Monday, July 20, 2009
Who is a friend?
When are kids are small, we try to teach them what it means to be a good friend. When a child struggles with social skills it is difficult for them to discern who is actually behaving like a friend. My son, Josh, had great difficulty recognizing body language and tone of voice and often missed social cues. At times this was a blessing because it meant that he missed the facial expressions, unkind comments, and even blatant rejection that was frequently directed at him. I felt enough pain for both of us sometimes, I think. I remember so many incidents of Josh trying to connect with other kids and my trying to coach him so he would be more successful. One summer, years ago, Josh was probably 6 or 7 years old and we had gone to the community pool for the afternoon. He saw a boy about his age and approached him to see if he wanted to play. They exchanged a few sentences, and suddenly I saw the boy shove Josh as hard as he could into the deep end of the pool. Josh had only recently learned to swim and was not yet up to swimming in the deep end, and I ran to the side of the pool and pulled my spluttering son out of the water. There was a red hand print on his back from where he had been pushed. By then the other boy had run off, but I approached a life guard and made her look at the mark left on Josh and pointed out the boy who had left it. She said she knew him and would talk to him about it. Another attempt at a relaxing afternoon was superceded by this distressing incident. Josh and I talked about it at the time, trying to figure out what went wrong and how to avoid similar events in the future. It wasn't until years later that Josh was able to tell me more about what he was thinking that day. He said he'd really wanted to play with someone and that boy was also by himself and looked to be around the same age. He never did figure out why the boy shoved him into the deep end and took off.
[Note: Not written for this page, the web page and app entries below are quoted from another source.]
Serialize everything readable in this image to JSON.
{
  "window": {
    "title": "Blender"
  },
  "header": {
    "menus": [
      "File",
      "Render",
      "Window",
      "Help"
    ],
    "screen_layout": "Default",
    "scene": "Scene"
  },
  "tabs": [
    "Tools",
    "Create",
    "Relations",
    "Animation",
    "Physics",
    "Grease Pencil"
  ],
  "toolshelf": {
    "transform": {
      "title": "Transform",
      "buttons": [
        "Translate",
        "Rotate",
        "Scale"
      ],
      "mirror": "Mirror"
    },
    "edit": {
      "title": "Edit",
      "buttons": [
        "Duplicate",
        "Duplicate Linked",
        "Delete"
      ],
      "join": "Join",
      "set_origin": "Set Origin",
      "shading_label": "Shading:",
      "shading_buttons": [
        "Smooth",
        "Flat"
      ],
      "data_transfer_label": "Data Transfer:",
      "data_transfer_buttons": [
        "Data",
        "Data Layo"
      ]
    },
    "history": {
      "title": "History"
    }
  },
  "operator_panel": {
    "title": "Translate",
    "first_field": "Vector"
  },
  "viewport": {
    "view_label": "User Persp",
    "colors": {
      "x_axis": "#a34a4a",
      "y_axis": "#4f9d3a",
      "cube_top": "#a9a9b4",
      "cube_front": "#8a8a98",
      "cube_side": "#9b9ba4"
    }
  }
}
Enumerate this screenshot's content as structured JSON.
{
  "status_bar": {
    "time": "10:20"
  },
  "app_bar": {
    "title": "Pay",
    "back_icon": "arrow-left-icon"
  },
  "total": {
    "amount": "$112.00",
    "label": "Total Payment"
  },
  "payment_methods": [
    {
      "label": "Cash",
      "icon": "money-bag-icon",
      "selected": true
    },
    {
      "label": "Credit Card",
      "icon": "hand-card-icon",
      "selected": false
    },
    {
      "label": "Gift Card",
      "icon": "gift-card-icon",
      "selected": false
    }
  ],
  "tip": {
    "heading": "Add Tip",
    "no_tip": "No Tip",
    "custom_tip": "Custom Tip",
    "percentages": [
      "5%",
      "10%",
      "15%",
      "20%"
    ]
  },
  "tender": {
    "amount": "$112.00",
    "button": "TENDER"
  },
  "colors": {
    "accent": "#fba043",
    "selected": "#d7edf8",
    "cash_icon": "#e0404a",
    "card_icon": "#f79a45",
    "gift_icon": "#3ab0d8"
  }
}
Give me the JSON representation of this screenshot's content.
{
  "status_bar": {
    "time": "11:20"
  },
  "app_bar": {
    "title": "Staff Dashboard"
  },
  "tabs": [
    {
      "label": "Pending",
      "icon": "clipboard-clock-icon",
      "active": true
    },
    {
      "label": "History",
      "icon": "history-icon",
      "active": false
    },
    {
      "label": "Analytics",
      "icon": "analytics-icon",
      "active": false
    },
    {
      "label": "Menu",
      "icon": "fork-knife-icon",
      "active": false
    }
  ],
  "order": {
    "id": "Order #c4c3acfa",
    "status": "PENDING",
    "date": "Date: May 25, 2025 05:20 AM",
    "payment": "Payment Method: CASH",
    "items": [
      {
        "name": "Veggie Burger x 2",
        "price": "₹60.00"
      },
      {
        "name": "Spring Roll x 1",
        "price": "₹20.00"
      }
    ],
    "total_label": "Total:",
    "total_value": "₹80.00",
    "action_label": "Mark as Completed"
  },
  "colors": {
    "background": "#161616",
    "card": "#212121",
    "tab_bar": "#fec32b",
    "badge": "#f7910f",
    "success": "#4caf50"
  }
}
But Josh remembers what he was thinking as he was sinking down in the water. "Maybe if I make it back up we can still be friends." Wow. There was never any hint of friendliness from that boy toward Josh, and certainly propelling another child into the deep end of the pool without knowing if he can swim seems obviously hostile. But not to Josh, who didn't innately understand how a friend should act. For most children, an experience like that makes a huge impression and they have no desire to be around the one who rejected them. For Josh, it was just one more confusing experience in the confusing world of social interactions.